Democratic New York Attorney General Eric Schneiderman, one of the most prominent state attorney generals in the pushback on the FCC's network neutrality rule rollback, has resigned under pressure from his own governor after The New Yorkerpublished a story Monday (May 7) alleging multiple assaults.

The New Yorker cited a statement by Schneiderman late in the day: "While these allegations are unrelated to my professional conduct or the operations of the office, they will effectively prevent me from leading the office’s work at this critical time,” he said. “I therefore resign my office, effective at the close of business on May 8, 2018.”

Related: New York AG Vows Multistate Suit Against Net Reg Rollback

Schneiderman has been a familiar name in communications circles as he prominently pushed for an investigation into the FCC's net neutrality docket as well as vowed to sue the FCC over its network neutrality reg rollback.

Schneiderman launched his own investigation of New York residents whose names were misused in the docket.
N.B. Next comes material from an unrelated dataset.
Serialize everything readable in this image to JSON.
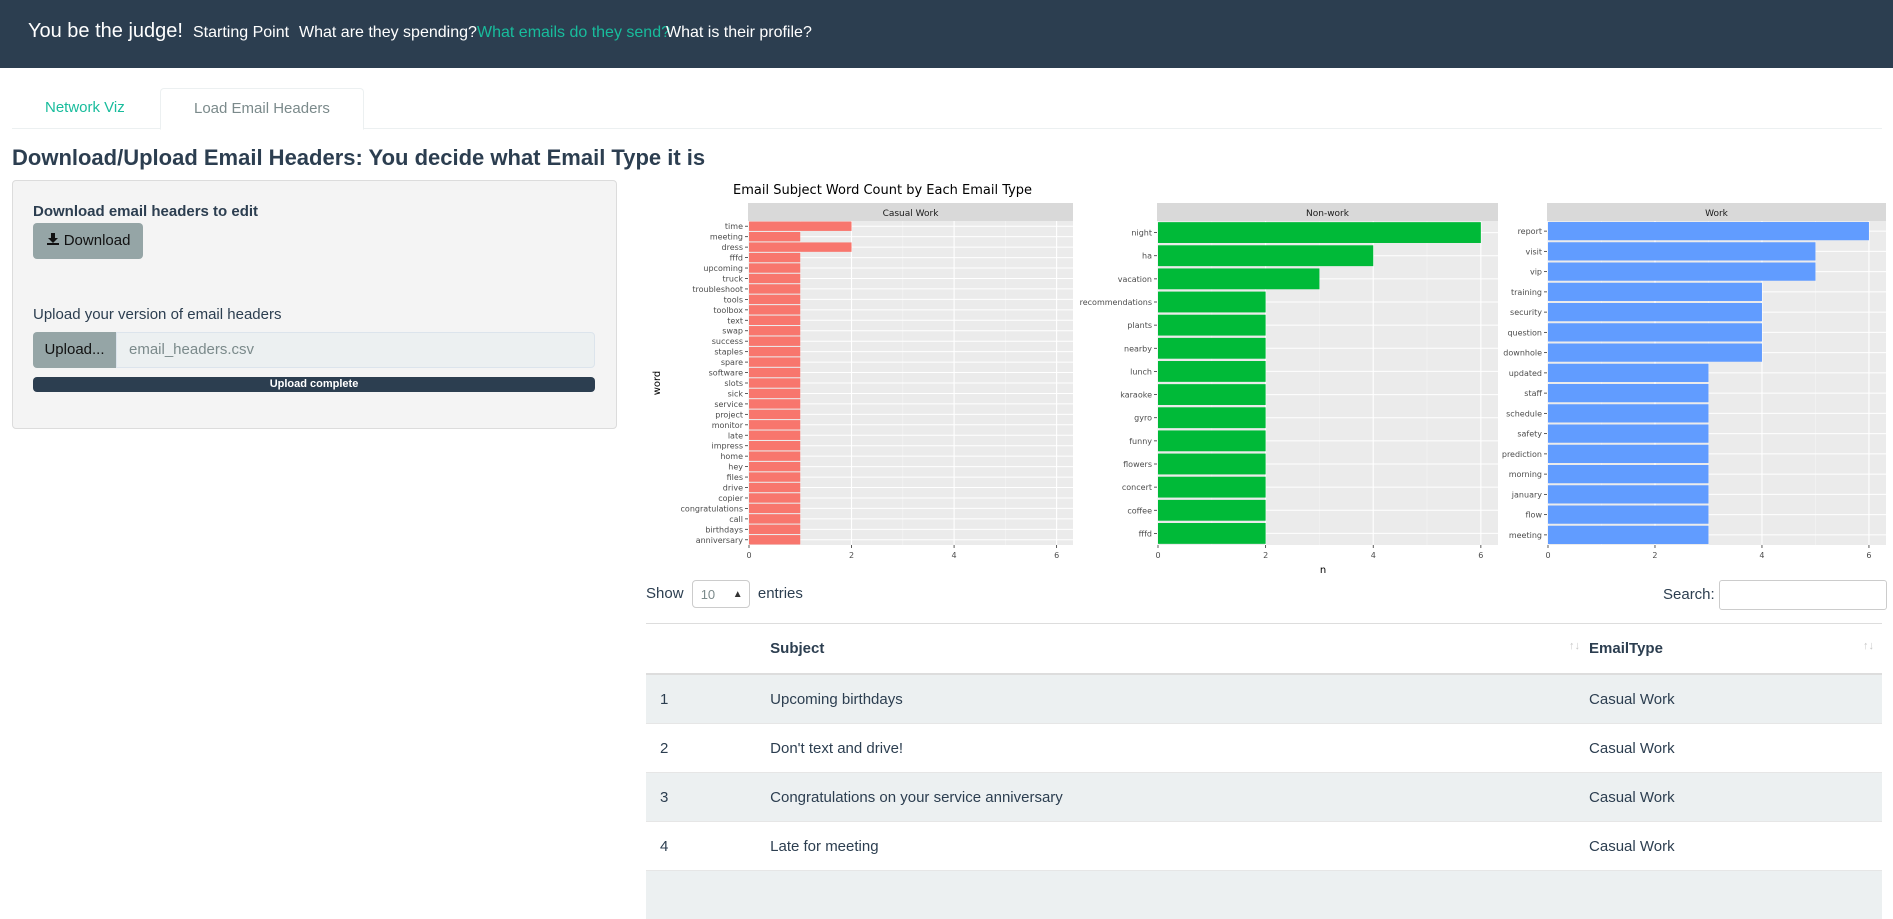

Gov. Andrew Cuomo had called for the resignation, moving swiftly following the story's publication. “My personal opinion is that, given the damning pattern of facts and corroboration laid out in the article, I do not believe it is possible for Eric Schneiderman to continue to serve as attorney general,” Cuomo said.
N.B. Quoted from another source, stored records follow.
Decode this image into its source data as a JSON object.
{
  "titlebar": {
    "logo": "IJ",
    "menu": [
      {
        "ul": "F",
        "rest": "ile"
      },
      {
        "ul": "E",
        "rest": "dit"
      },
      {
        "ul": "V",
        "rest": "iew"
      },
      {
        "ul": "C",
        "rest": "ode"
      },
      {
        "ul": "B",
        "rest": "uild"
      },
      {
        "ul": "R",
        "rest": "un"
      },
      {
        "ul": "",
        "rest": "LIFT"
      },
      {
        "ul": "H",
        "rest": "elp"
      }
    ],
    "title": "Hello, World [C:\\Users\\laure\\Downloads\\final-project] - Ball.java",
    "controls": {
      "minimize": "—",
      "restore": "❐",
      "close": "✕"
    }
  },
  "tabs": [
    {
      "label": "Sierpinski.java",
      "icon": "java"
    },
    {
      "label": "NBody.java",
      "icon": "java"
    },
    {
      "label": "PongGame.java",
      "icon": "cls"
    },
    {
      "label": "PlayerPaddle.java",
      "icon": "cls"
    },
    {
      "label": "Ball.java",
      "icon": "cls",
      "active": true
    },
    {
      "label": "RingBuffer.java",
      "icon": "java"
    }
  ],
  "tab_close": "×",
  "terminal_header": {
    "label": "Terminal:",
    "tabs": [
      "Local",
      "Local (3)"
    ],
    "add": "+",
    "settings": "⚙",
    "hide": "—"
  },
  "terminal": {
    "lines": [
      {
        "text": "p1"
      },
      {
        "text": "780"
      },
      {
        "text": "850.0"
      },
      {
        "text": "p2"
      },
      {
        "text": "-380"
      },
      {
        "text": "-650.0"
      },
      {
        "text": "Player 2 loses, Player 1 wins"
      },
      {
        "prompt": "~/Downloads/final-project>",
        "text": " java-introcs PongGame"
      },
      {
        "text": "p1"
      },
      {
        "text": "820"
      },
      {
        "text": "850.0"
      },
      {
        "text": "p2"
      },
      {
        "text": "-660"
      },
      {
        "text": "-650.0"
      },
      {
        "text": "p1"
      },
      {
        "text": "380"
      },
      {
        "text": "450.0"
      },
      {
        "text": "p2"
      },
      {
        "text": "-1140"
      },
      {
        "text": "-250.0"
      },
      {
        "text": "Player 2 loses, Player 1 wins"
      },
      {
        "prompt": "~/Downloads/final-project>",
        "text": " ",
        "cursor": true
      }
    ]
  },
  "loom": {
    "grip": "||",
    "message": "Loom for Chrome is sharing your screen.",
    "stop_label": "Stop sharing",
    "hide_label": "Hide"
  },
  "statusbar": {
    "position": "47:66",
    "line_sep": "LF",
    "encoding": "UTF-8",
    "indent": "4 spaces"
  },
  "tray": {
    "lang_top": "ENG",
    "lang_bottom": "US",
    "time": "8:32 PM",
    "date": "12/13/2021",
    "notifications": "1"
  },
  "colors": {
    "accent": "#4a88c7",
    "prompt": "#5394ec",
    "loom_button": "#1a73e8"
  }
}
Cuomo said nobody is above the law and also said he would be asking an "appropriate New York district attorney" to launch an investigation.

“The actions of New York Attorney General Eric Schneiderman are horrific," said Shaunna Thomas, co-founder of UltraViolet, which fights sexism in the public sector. "This is unacceptable in any scenario, but especially so when the abuser is the chief law enforcement officer for the State of New York."

Republican AGs were quick to jump on the announcement.

"The allegations against Eric Schneiderman are sickening," said Republican Attorneys General Association chairman (RAGA) and Arkansas Attorney General Leslie Rutledge. "With devastating detail, the courageous women involved shared the horror and abuse they endured at the hands of a disturbed monster."

Contributing editor John Eggerton has been an editor and/or writer on media regulation, legislation and policy for over four decades, including covering the FCC, FTC, Congress, the major media trade associations, and the federal courts. In addition to Multichannel News and Broadcasting + Cable, his work has appeared in Radio World, TV Technology, TV Fax, This Week in Consumer Electronics, Variety and the Encyclopedia Britannica.